TWO party conferences have been held at Bournemouth this week. On Monday Gordon Brown addressed a meeting of the Labour Party. Yesterday Tony Blair spoke to the New Labour Party. The difference was not just in the use of the old and new titles; it went beyond that, with Mr Brown's feet firmly planted on socialist soil and Mr Blair's head in the clouds of change and reform. Mr Brown received a rapturous reception; Mr Blair was given the respect due a Prime Minister.
Whether he earned that respect is another matter. Controversial policies such as foundation hospitals and university top-up fees need to be debated at Conference. But war is an issue that transcends all others and Tony Blair took Britain to war only five months ago despite enormous public protest and for reasons that have not been borne out by events. Should not Iraq therefore have been debated at Bournemouth also? Many constituency parties and most trade unions thought so but somehow it did not reach the agenda - Mr Blair did not want a debate because he knew Conference would pass a resolution critical of his actions. However this did not stop him from speaking on the subject yesterday on his own terms and asking the Conference for its understanding even an understanding that if the Iraq crisis were to occur again he would take the same decision. In other words, he has learnt nothing.

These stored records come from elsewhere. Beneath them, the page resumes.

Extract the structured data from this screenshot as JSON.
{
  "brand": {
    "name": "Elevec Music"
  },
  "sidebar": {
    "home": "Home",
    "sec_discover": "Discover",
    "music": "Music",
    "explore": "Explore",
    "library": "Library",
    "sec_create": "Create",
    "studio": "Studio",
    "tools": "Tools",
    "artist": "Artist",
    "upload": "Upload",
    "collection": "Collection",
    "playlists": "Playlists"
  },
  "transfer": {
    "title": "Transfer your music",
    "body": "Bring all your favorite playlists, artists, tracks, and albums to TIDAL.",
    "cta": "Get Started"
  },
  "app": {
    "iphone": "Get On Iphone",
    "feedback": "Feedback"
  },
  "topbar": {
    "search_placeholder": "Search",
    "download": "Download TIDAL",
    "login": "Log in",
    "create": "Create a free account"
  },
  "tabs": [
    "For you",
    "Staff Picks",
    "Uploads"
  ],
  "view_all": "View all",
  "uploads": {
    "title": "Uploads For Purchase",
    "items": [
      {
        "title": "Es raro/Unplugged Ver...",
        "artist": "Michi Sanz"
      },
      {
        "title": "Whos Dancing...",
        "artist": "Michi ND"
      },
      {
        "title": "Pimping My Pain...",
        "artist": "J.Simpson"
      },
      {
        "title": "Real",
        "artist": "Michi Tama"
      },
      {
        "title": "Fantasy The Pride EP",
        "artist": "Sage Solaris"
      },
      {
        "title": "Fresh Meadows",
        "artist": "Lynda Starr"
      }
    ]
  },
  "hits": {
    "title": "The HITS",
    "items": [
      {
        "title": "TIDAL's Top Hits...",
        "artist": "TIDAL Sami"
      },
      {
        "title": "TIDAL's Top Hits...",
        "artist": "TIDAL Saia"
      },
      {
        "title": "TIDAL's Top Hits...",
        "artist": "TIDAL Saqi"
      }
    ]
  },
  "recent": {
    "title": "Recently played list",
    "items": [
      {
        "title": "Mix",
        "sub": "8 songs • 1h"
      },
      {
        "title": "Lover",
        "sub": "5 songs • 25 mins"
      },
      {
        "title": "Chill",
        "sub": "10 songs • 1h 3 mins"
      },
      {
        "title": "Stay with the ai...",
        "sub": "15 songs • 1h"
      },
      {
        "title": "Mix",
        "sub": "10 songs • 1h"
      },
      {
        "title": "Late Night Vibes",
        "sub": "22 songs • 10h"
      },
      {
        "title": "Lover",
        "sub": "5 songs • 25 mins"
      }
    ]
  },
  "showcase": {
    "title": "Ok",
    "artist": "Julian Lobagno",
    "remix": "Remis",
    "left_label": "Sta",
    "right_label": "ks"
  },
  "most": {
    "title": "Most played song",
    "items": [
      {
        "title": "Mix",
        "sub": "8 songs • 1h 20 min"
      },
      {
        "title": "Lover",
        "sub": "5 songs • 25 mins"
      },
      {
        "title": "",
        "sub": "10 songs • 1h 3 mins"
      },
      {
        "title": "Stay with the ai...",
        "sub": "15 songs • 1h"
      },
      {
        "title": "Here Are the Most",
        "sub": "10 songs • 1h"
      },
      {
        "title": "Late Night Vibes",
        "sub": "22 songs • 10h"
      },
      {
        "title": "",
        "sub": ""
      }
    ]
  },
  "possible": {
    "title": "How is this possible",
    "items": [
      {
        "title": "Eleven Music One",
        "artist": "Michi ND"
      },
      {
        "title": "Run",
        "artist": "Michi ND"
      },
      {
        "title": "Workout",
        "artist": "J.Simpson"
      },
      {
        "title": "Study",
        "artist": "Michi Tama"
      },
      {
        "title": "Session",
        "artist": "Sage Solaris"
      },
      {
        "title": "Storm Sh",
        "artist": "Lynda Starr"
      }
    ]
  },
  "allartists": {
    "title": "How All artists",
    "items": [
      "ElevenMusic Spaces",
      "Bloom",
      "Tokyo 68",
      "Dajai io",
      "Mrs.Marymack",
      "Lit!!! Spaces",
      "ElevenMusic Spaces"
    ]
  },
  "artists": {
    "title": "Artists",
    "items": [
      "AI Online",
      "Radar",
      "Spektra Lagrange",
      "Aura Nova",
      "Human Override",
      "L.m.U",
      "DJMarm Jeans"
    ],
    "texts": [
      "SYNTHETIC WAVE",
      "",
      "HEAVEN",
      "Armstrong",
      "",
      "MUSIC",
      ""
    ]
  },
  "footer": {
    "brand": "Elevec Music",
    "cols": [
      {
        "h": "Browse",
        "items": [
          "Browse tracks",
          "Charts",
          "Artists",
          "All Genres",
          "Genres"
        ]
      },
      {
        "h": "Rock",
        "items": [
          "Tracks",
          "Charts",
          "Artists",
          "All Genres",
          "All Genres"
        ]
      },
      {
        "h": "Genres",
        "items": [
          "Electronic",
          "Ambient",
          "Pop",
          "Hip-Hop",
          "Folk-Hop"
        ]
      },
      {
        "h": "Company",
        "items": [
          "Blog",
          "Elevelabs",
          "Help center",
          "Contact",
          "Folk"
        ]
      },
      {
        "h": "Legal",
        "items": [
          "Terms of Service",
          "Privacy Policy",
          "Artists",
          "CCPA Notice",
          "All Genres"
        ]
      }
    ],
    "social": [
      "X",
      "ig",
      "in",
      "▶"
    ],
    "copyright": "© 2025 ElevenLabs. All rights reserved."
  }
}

The Prime Minister's speech was technically one of his best, delivered with the special down-market accent that he affects on these occasions. He wanted us to know that he has no reverse-gear, and seemed to think that that is to his credit. Above all he wanted our trust but many people will remain convinced that he forfeited it over Iraq.